Projecting such importance onto David Robert Jones is inappropriate – our expressions of sympathy with his family can be no more than that. That notwithstanding, a sense of sorrow at the loss of so pervasive an interpreter of human narrative as his David Bowie persona, is to be expected. Where politicians, social media celebrities, Kardashians, athletes, engineers and architects add to the noise which pervades communication, artists such as Bowie embody the myths which are central (via film, song, photograph, etc).
All versions of myth are worthy of consideration, regardless of the guise they take. Every message, be it linguistic, figurative, metaphoric or musical, is transmitted through a medium. Every medium distorts the message, adds noise, and leaves the receiver with a mixture of noise and message. If a message is sent in multiple ways, the receiver can compare received messages in some imaginary space of mind, see the common structure, and sift out the noise.
An example, of many: Nicholas Roeg’s film The Man Who Fell to Earth cast Bowie as an alien on Earth, searching for a way to transport water to his wife and child on their home planet. Translating the myth of the Fall to celluloid, Bowie’s alien dons skin (thus echoing the energy-to-matter transmutation of Genesis as well as the consequent separation from the feminine twin – a dichotomy of male will/feminine imagination – central to Gnostic mythology), attempts to achieve his goal, but ends up trapped by the terrestrial social and economic concerns of base humanity.
God, hero and man in a single film, Bowie’s character descends into alcoholism, the irony of his addiction to a corrupted ‘water of life’ made clear through the film’s cinematic and musical techniques.
It is clear that we are expected, as viewers, to draw allegorical conclusions from the work, particularly with regard to the excesses of capitalism, but the film’s adherence to tropes of mythic symbolism set it apart from standard cautionary tales. Bowie’s role as an otherworldly presence set the tone for his artistic personae throughout his career, whether consciously on his part or as projected transfiguration by his audience.

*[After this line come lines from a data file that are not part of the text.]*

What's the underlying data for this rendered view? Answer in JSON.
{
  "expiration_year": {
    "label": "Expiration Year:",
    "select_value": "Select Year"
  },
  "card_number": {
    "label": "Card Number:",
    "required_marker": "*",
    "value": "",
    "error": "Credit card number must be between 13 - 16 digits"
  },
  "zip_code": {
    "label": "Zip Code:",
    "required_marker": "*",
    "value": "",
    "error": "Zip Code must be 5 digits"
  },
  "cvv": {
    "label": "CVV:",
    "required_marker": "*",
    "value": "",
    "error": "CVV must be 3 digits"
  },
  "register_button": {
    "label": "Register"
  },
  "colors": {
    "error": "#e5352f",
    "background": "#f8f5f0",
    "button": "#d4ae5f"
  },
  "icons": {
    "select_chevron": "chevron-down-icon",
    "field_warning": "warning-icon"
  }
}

Wikipedia will provide details and discographies. Iconoclasts will quibble at the suggestion of mythic import (and ask disingenouously whether his Tina Turner barnet in Labyrinth is an emanation of the Mother-Goddess), feeling threatened by high-falutin’ concept and taking solace from the reassuring chaff of times, dates and chart positions (coupled with the emotional disconnect of sarcasm). None of which, even when combined with the narcotic warmth of nostalgia evinced by the oncoming heavy rotation of his hit singles, explain why Bowie’s death should be felt so keenly by so many.
‘He sang of space and drugs and floating above the world. He could be so tender… and then swagger like a brute. He was tapped right into something mystical that we recognised but could not grasp as we were too busy preening and dancing and wanting.’
– Suzanne Moore, The Guardian.
As artist-interlocutor, conduit of culture, and embodiment of the structures by which we make sense of our world, David Bowie excelled. His oeuvre enjoyed popular acclaim on many occasions, languished in obscurity on others. At all times, it carried the status of exotic Other.